Input records Block Start

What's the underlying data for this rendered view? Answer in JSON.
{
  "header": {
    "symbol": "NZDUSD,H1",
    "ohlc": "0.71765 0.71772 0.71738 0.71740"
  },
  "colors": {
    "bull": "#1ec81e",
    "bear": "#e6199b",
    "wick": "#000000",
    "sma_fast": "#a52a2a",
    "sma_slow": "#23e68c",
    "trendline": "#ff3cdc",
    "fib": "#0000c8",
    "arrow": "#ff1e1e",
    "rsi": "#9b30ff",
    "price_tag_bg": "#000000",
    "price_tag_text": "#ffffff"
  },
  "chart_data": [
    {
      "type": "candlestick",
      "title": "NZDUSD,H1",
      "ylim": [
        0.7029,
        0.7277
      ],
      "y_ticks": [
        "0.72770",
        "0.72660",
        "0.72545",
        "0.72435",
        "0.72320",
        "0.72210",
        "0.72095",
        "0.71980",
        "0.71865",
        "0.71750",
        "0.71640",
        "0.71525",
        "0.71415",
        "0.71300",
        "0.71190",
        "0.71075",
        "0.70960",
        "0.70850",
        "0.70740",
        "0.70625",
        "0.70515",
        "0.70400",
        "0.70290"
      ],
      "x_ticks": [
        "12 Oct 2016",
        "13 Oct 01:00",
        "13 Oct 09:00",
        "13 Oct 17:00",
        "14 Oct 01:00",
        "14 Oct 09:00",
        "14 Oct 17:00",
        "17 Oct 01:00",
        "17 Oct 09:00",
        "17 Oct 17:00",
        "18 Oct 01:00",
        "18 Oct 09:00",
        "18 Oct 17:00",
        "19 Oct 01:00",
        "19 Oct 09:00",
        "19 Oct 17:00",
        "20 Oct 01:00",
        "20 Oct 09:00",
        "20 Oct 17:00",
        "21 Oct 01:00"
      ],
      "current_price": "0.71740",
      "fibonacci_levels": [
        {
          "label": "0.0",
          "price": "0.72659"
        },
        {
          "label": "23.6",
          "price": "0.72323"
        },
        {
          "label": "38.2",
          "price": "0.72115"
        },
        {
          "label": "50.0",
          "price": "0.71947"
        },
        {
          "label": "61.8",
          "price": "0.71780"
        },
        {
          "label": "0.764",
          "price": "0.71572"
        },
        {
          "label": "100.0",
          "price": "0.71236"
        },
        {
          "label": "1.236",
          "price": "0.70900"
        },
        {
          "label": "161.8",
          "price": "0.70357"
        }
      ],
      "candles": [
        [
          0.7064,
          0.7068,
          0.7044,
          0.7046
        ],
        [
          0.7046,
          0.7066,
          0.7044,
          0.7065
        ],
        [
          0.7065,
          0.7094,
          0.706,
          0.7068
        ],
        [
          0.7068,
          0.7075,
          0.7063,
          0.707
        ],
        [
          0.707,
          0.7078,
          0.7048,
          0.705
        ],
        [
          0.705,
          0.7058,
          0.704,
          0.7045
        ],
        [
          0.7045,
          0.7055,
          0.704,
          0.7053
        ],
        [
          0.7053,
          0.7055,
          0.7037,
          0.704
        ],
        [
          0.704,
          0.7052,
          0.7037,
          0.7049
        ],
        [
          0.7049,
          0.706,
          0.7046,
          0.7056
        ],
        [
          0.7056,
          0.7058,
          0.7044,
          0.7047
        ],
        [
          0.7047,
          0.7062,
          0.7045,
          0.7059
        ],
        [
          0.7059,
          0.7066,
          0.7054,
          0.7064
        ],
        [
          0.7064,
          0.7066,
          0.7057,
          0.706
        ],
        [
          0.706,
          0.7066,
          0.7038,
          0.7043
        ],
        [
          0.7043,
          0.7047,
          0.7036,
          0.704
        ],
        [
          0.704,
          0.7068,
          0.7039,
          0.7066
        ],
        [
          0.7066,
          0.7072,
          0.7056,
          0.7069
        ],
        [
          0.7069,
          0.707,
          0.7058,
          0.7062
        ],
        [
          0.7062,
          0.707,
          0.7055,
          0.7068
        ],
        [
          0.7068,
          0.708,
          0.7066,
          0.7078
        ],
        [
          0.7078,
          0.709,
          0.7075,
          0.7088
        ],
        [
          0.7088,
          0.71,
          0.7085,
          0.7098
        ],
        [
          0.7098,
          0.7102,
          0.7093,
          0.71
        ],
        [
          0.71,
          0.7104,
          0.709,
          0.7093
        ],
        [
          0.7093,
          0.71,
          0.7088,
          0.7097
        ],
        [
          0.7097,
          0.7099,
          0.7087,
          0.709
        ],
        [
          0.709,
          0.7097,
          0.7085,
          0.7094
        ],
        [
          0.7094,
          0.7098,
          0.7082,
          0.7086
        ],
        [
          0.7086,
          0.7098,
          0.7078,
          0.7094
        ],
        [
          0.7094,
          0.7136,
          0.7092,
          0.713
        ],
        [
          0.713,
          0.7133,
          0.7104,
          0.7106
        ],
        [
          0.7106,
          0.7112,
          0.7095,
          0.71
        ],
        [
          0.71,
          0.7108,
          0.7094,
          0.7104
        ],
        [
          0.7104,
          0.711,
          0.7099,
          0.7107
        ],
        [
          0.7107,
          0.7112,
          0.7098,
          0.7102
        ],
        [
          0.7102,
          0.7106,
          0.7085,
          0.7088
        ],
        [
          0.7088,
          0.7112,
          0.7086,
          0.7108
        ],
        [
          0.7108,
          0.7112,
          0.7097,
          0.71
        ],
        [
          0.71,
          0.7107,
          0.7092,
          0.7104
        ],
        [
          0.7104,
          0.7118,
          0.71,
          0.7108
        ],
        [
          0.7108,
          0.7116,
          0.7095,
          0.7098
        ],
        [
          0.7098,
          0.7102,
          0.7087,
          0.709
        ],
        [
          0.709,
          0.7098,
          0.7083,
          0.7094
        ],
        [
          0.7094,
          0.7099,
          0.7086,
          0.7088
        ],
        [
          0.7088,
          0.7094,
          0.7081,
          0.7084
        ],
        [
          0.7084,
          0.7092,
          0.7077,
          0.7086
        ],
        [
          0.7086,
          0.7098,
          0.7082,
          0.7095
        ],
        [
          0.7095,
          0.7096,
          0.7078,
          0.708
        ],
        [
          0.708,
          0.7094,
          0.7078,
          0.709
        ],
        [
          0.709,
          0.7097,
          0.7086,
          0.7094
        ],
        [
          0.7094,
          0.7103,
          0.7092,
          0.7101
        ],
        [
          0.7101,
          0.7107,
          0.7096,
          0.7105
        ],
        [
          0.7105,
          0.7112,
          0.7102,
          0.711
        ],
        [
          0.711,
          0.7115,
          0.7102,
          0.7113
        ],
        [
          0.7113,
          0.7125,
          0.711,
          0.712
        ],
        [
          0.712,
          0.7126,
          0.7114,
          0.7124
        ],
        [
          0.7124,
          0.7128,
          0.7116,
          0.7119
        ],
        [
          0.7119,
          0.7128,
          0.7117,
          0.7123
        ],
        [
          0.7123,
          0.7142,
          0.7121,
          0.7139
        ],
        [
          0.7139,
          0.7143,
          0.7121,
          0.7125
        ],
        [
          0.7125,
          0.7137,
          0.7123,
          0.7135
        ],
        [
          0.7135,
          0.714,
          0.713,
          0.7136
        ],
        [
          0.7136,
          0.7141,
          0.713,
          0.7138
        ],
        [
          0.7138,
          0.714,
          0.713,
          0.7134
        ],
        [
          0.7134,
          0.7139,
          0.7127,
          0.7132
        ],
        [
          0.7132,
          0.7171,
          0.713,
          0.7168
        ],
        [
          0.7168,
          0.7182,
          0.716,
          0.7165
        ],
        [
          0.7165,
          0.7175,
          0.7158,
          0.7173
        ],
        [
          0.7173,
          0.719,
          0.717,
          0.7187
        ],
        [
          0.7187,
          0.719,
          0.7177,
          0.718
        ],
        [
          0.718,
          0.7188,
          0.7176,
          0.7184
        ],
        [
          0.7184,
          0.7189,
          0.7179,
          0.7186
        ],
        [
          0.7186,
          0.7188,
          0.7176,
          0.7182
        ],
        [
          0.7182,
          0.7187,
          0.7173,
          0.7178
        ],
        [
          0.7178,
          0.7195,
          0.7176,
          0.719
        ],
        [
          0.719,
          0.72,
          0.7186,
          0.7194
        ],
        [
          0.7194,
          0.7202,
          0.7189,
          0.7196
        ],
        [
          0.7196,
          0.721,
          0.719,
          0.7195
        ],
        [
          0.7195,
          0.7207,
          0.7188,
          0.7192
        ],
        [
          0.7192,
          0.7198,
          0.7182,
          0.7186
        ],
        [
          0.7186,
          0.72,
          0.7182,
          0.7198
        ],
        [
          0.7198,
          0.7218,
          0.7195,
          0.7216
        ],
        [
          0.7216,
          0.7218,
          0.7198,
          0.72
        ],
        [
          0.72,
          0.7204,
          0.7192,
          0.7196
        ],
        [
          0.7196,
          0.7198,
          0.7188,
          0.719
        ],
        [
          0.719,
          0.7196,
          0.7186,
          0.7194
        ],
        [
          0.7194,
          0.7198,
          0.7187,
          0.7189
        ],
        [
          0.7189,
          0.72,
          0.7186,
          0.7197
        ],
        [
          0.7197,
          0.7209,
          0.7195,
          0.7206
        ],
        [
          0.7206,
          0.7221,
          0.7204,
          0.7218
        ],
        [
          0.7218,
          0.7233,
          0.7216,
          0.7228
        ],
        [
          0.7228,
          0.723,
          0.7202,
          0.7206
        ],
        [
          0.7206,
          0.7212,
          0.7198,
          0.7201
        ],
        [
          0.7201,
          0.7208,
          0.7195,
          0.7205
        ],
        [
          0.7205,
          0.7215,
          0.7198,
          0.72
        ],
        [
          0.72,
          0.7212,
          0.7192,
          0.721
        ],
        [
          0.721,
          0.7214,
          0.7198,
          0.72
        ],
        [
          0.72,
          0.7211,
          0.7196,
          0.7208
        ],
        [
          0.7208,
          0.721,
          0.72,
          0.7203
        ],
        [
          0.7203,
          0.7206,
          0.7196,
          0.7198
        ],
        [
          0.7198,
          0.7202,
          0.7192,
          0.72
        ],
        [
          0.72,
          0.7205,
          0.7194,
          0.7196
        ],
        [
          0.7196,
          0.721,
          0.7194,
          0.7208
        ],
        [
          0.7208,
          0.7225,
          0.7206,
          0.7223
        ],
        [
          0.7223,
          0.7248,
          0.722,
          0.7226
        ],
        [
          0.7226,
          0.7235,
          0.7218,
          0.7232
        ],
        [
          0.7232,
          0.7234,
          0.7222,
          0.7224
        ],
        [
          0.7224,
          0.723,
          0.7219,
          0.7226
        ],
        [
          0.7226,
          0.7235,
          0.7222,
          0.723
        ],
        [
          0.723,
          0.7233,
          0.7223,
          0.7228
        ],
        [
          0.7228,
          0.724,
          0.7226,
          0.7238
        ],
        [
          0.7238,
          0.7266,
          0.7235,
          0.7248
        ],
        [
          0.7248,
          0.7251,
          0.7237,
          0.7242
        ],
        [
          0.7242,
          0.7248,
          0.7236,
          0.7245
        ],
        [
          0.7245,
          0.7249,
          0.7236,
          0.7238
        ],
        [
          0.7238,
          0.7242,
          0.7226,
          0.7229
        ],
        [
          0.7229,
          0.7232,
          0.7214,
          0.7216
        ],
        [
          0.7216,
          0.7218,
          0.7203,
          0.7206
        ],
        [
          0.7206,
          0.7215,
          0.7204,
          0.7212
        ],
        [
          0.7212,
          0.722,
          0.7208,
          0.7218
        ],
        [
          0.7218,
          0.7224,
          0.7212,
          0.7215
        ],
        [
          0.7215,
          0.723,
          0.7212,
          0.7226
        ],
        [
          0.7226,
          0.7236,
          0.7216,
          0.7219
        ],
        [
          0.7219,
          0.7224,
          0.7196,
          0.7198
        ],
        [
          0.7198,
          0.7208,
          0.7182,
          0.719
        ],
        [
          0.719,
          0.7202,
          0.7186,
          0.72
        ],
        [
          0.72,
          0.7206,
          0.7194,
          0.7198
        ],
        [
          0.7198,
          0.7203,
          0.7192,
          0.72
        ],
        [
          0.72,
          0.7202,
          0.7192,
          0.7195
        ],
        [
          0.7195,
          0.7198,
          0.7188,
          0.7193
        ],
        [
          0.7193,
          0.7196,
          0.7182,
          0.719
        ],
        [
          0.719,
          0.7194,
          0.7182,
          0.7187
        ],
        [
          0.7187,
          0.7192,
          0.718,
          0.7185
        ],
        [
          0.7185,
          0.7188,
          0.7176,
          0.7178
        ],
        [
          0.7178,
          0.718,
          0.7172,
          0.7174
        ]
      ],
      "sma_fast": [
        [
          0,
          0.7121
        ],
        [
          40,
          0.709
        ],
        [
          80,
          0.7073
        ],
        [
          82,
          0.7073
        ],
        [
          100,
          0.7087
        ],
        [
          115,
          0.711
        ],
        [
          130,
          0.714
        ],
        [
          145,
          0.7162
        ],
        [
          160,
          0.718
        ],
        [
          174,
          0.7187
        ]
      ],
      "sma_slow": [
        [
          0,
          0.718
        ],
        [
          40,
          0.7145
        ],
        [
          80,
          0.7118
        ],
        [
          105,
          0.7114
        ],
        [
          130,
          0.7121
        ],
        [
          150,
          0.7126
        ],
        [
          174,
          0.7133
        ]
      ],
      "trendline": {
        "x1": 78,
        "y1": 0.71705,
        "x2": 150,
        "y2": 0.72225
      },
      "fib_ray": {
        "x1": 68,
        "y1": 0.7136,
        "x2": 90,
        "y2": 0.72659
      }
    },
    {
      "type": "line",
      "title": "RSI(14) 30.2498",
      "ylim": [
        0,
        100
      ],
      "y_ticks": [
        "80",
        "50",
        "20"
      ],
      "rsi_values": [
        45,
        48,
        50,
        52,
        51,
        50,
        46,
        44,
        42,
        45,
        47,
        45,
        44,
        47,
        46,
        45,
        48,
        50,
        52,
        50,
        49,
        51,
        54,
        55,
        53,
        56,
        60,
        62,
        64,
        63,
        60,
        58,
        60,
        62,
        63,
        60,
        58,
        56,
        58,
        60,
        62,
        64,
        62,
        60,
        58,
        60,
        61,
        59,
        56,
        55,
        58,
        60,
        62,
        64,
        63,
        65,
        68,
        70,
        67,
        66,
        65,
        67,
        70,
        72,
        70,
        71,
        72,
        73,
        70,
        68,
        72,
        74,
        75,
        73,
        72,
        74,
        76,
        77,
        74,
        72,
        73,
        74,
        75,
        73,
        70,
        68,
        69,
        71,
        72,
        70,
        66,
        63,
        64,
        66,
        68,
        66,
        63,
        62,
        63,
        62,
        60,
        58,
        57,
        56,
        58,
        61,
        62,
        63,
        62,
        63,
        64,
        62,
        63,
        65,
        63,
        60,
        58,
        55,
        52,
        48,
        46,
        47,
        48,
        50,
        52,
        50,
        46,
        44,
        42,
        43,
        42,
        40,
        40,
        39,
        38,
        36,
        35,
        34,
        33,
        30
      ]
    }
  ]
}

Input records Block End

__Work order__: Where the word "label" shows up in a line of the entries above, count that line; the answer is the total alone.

__Written reply__: 9